▸ **Records for this exercise**
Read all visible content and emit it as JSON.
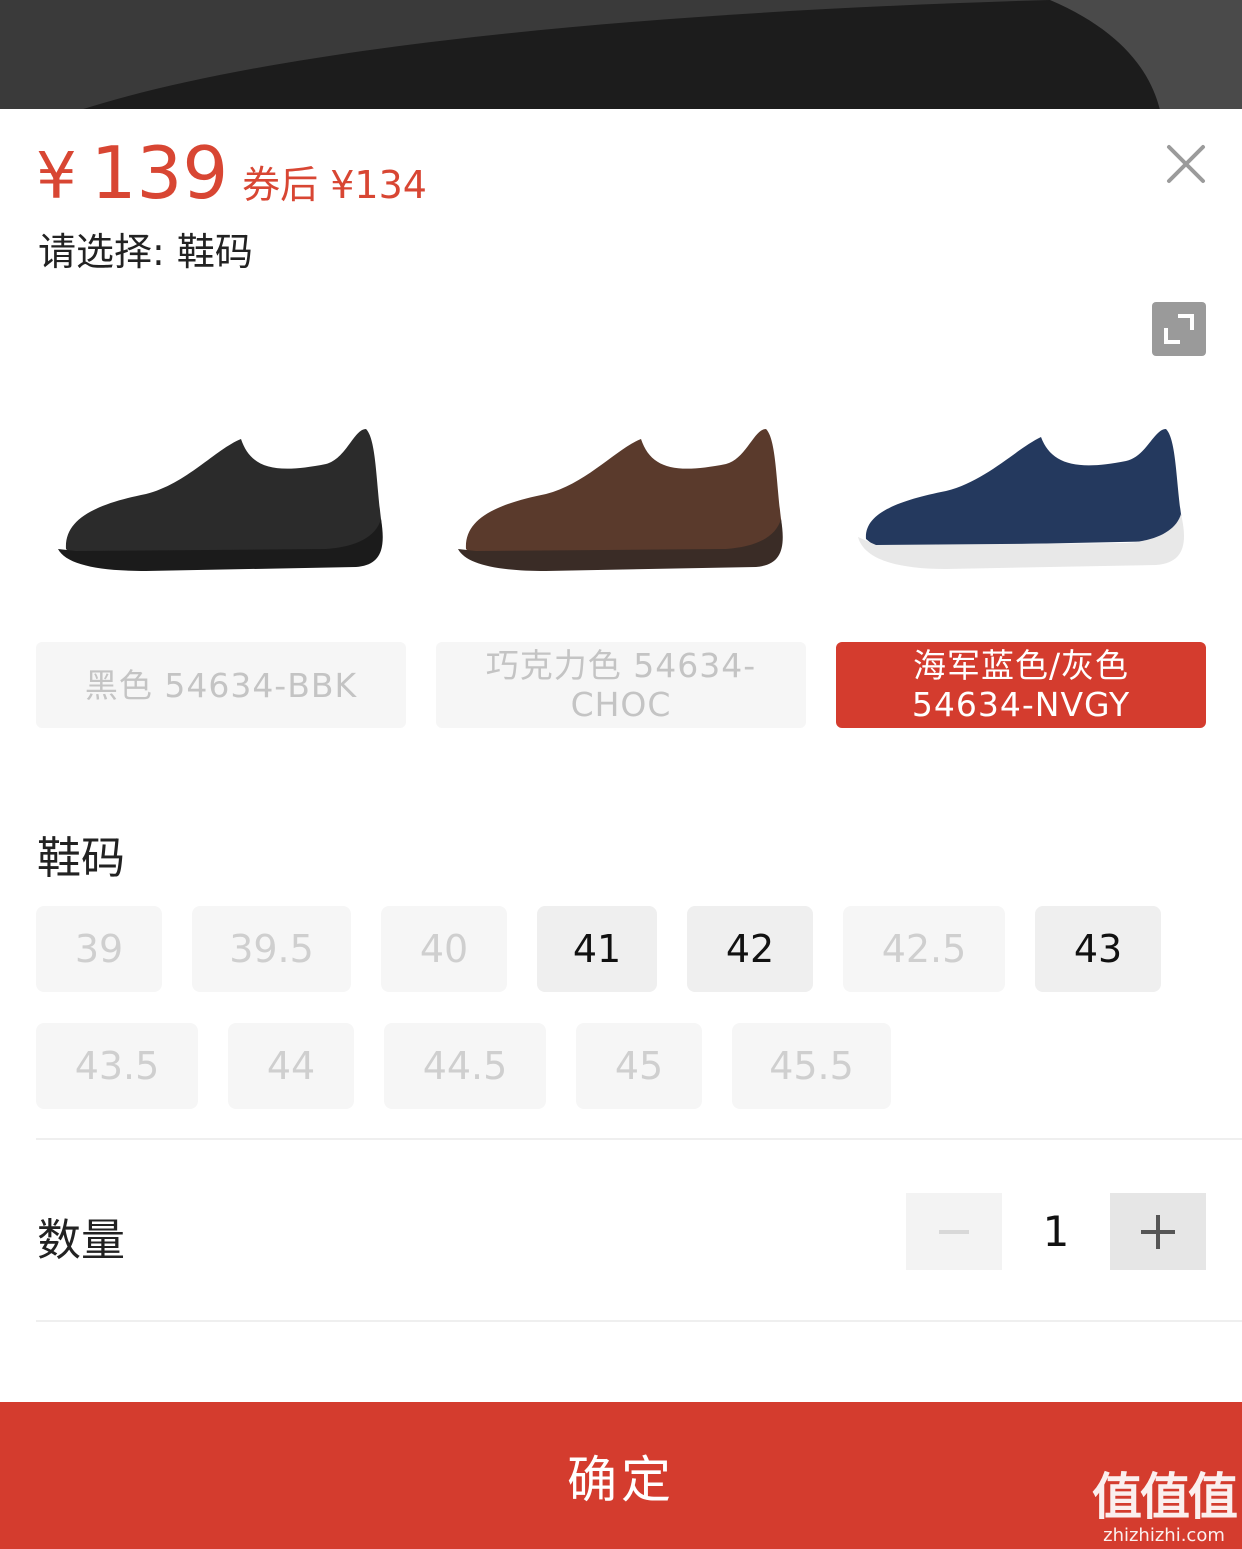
{
  "price": {
    "currency_symbol": "¥",
    "amount": "139",
    "coupon_text": "券后 ¥134",
    "color": "#d84633"
  },
  "select_hint": "请选择: 鞋码",
  "icons": {
    "close": "close-icon",
    "expand": "expand-icon",
    "minus": "minus-icon",
    "plus": "plus-icon"
  },
  "variants": [
    {
      "label": "黑色 54634-BBK",
      "selected": false,
      "image": "black-shoe"
    },
    {
      "label": "巧克力色 54634-CHOC",
      "selected": false,
      "image": "chocolate-shoe"
    },
    {
      "label": "海军蓝色/灰色 54634-NVGY",
      "selected": true,
      "image": "navy-gray-shoe"
    }
  ],
  "size_section": {
    "title": "鞋码",
    "sizes": [
      {
        "label": "39",
        "available": false
      },
      {
        "label": "39.5",
        "available": false
      },
      {
        "label": "40",
        "available": false
      },
      {
        "label": "41",
        "available": true
      },
      {
        "label": "42",
        "available": true
      },
      {
        "label": "42.5",
        "available": false
      },
      {
        "label": "43",
        "available": true
      },
      {
        "label": "43.5",
        "available": false
      },
      {
        "label": "44",
        "available": false
      },
      {
        "label": "44.5",
        "available": false
      },
      {
        "label": "45",
        "available": false
      },
      {
        "label": "45.5",
        "available": false
      }
    ]
  },
  "quantity": {
    "title": "数量",
    "value": "1"
  },
  "confirm_label": "确定",
  "watermark": {
    "text": "值值值",
    "url": "zhizhizhi.com"
  },
  "colors": {
    "accent": "#d43c2e",
    "chip_bg": "#f6f6f6",
    "chip_disabled_text": "#cfcfcf"
  }
}
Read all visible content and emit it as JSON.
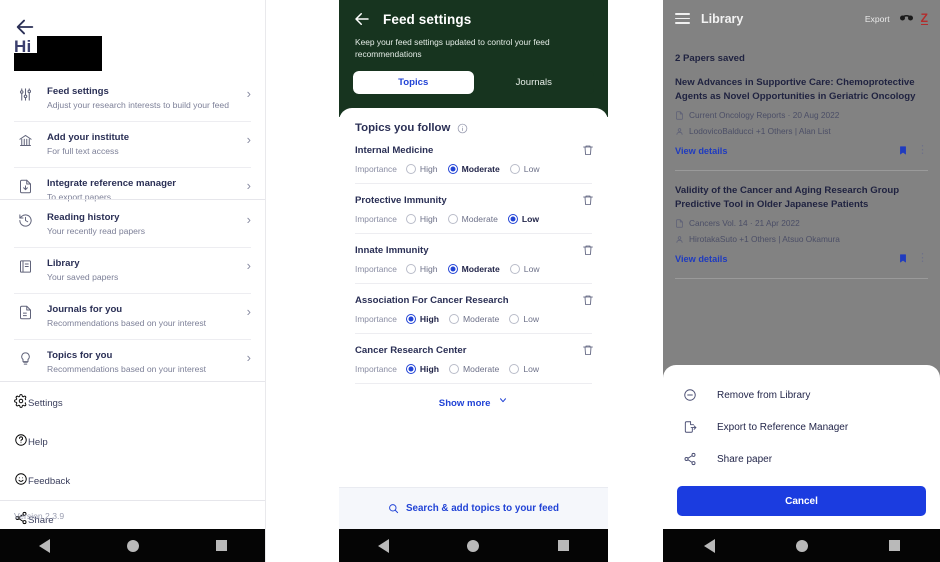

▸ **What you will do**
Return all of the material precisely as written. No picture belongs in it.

▸ **Response to this exercise**
Read all visible content and emit it as JSON.
{
  "price": {
    "currency_symbol": "¥",
    "amount": "139",
    "coupon_text": "券后 ¥134",
    "color": "#d84633"
  },
  "select_hint": "请选择: 鞋码",
  "icons": {
    "close": "close-icon",
    "expand": "expand-icon",
    "minus": "minus-icon",
    "plus": "plus-icon"
  },
  "variants": [
    {
      "label": "黑色 54634-BBK",
      "selected": false,
      "image": "black-shoe"
    },
    {
      "label": "巧克力色 54634-CHOC",
      "selected": false,
      "image": "chocolate-shoe"
    },
    {
      "label": "海军蓝色/灰色 54634-NVGY",
      "selected": true,
      "image": "navy-gray-shoe"
    }
  ],
  "size_section": {
    "title": "鞋码",
    "sizes": [
      {
        "label": "39",
        "available": false
      },
      {
        "label": "39.5",
        "available": false
      },
      {
        "label": "40",
        "available": false
      },
      {
        "label": "41",
        "available": true
      },
      {
        "label": "42",
        "available": true
      },
      {
        "label": "42.5",
        "available": false
      },
      {
        "label": "43",
        "available": true
      },
      {
        "label": "43.5",
        "available": false
      },
      {
        "label": "44",
        "available": false
      },
      {
        "label": "44.5",
        "available": false
      },
      {
        "label": "45",
        "available": false
      },
      {
        "label": "45.5",
        "available": false
      }
    ]
  },
  "quantity": {
    "title": "数量",
    "value": "1"
  },
  "confirm_label": "确定",
  "watermark": {
    "text": "值值值",
    "url": "zhizhizhi.com"
  },
  "colors": {
    "accent": "#d43c2e",
    "chip_bg": "#f6f6f6",
    "chip_disabled_text": "#cfcfcf"
  }
}
Read all visible content and emit it as JSON.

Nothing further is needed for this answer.